While issues like security and data privacy may be a cause for concern, business continuity on cloud offers numerous benefits that are expected to significantly enhance an enterprise’s business continuity program while reducing the impact of incidents.

Minimising downtime: SaaS ensures that data, like emails, are never lost and the end user is unaffected by system outages that may occur in the background.

Improved network and security: Enterprises can move their non-critical applications to the cloud, while their in-house departments can focus solely on business critical functions. While non-critical functions benefit from the improved performance offered on cloud, IT teams can focus on improving network performance and information security.

Back up management and recovery: Successful recoveries from a disaster or outage rely on the frequency and quality of back ups. As cloud offers a superior, layered approach to backup, the quality of recoveries will be much better than in an on-premise scenario.

Geographic redundancy: Cloud service providers offer built-in geographic redundancy in the form of regions and availability zones. This will decrease the time taken to recover data.

Enhanced scalability and availability: Cloud services are highly scalable and cloud service providers have built ample redundancy all across their cloud environment. Their on demand resource capability increases service availability.

Shielding against DoS attacks: Redundancy and on demand scalability also help enterprises guard themselves better against denial of service attacks. This will also help them recover faster in the event of an attack.

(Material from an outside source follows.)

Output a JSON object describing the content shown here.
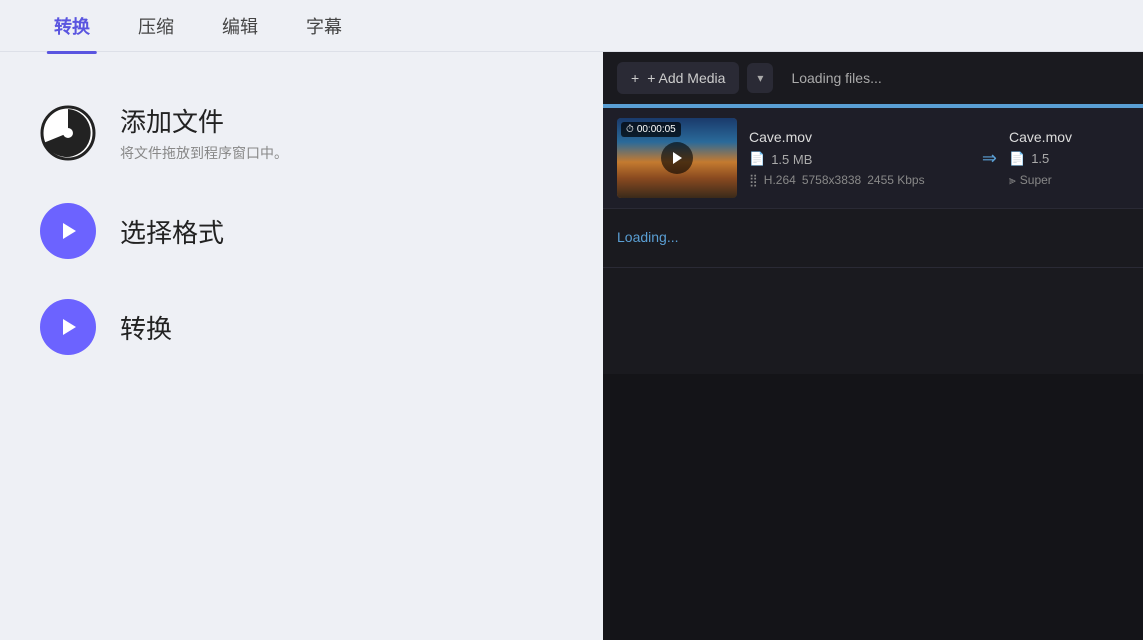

To conclude, cloud is the way to go for enterprises that are looking to put in place a robust business continuity framework. While security and risk management continue to be serious concerns, enterprises can be jointly addressed by the enterprise availing the cloud service and cloud service provider. And of course, cloud, with its OpEx model, will help optimise the costs involved in putting together a BCPM framework while offering performance benefits.